* [YOUR INSTRUCTIONS] Retype each entry below exactly. Do not carry any image over.

═══ MATERIAL FOR THIS EXERCISE ═══

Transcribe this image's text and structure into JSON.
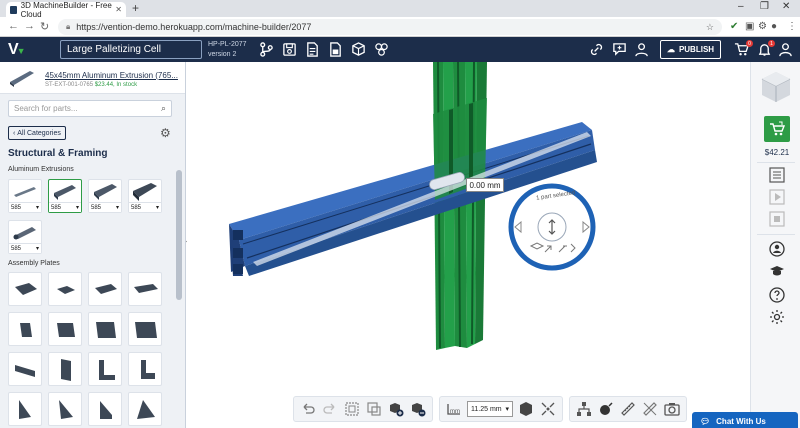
{
  "browser": {
    "tab_title": "3D MachineBuilder - Free Cloud",
    "new_tab": "+",
    "url": "https://vention-demo.herokuapp.com/machine-builder/2077",
    "min": "–",
    "max": "❐",
    "close": "✕"
  },
  "header": {
    "project_name": "Large Palletizing Cell",
    "project_id": "HP-PL-2077",
    "version": "version 2",
    "publish_label": "PUBLISH",
    "cart_badge": "0",
    "notif_badge": "1"
  },
  "sidebar": {
    "selected_part": {
      "name": "45x45mm Aluminum Extrusion (765...",
      "sku": "ST-EXT-001-0765",
      "price": "$23.44, In stock"
    },
    "search_placeholder": "Search for parts...",
    "all_categories": "All Categories",
    "section_title": "Structural & Framing",
    "group_extrusions": "Aluminum Extrusions",
    "group_plates": "Assembly Plates",
    "extrusions": [
      {
        "length": "585"
      },
      {
        "length": "585"
      },
      {
        "length": "585"
      },
      {
        "length": "585"
      },
      {
        "length": "585"
      }
    ]
  },
  "viewport": {
    "measure": "0.00 mm",
    "selection_label": "1 part selected"
  },
  "toolbar": {
    "grid_size": "11.25 mm",
    "unit_label": "mm"
  },
  "right_panel": {
    "cart_total": "$42.21"
  },
  "chat": {
    "label": "Chat With Us"
  },
  "colors": {
    "header_bg": "#1c2d4a",
    "accent_green": "#2e9c46",
    "extrusion_blue": "#2f5ea8",
    "extrusion_green": "#23a04a",
    "chat_blue": "#1565c0"
  }
}
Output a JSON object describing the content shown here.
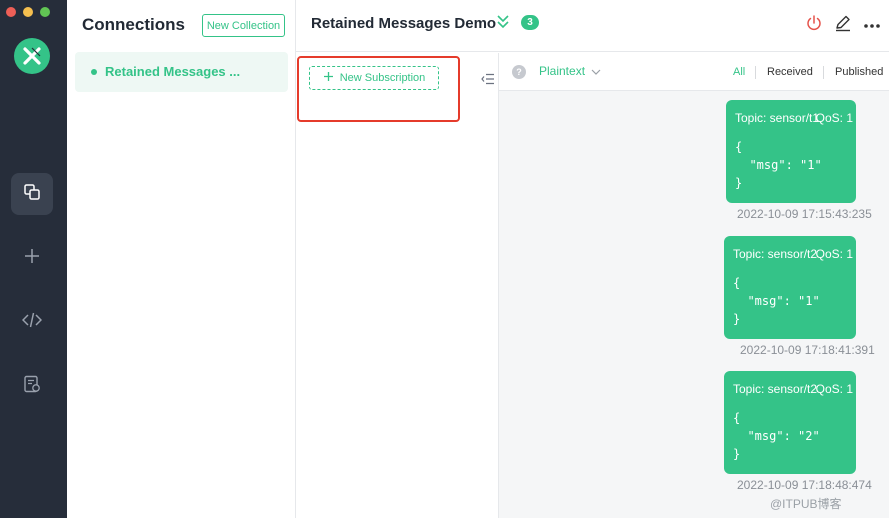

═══

* [ANSWER SPACE]
Transcribe this image's text and structure into JSON.
{
  "browser": {
    "tab_title": "3D MachineBuilder - Free Cloud",
    "new_tab": "+",
    "url": "https://vention-demo.herokuapp.com/machine-builder/2077",
    "min": "–",
    "max": "❐",
    "close": "✕"
  },
  "header": {
    "project_name": "Large Palletizing Cell",
    "project_id": "HP-PL-2077",
    "version": "version 2",
    "publish_label": "PUBLISH",
    "cart_badge": "0",
    "notif_badge": "1"
  },
  "sidebar": {
    "selected_part": {
      "name": "45x45mm Aluminum Extrusion (765...",
      "sku": "ST-EXT-001-0765",
      "price": "$23.44, In stock"
    },
    "search_placeholder": "Search for parts...",
    "all_categories": "All Categories",
    "section_title": "Structural & Framing",
    "group_extrusions": "Aluminum Extrusions",
    "group_plates": "Assembly Plates",
    "extrusions": [
      {
        "length": "585"
      },
      {
        "length": "585"
      },
      {
        "length": "585"
      },
      {
        "length": "585"
      },
      {
        "length": "585"
      }
    ]
  },
  "viewport": {
    "measure": "0.00 mm",
    "selection_label": "1 part selected"
  },
  "toolbar": {
    "grid_size": "11.25 mm",
    "unit_label": "mm"
  },
  "right_panel": {
    "cart_total": "$42.21"
  },
  "chat": {
    "label": "Chat With Us"
  },
  "colors": {
    "header_bg": "#1c2d4a",
    "accent_green": "#2e9c46",
    "extrusion_blue": "#2f5ea8",
    "extrusion_green": "#23a04a",
    "chat_blue": "#1565c0"
  }
}
Output a JSON object describing the content shown here.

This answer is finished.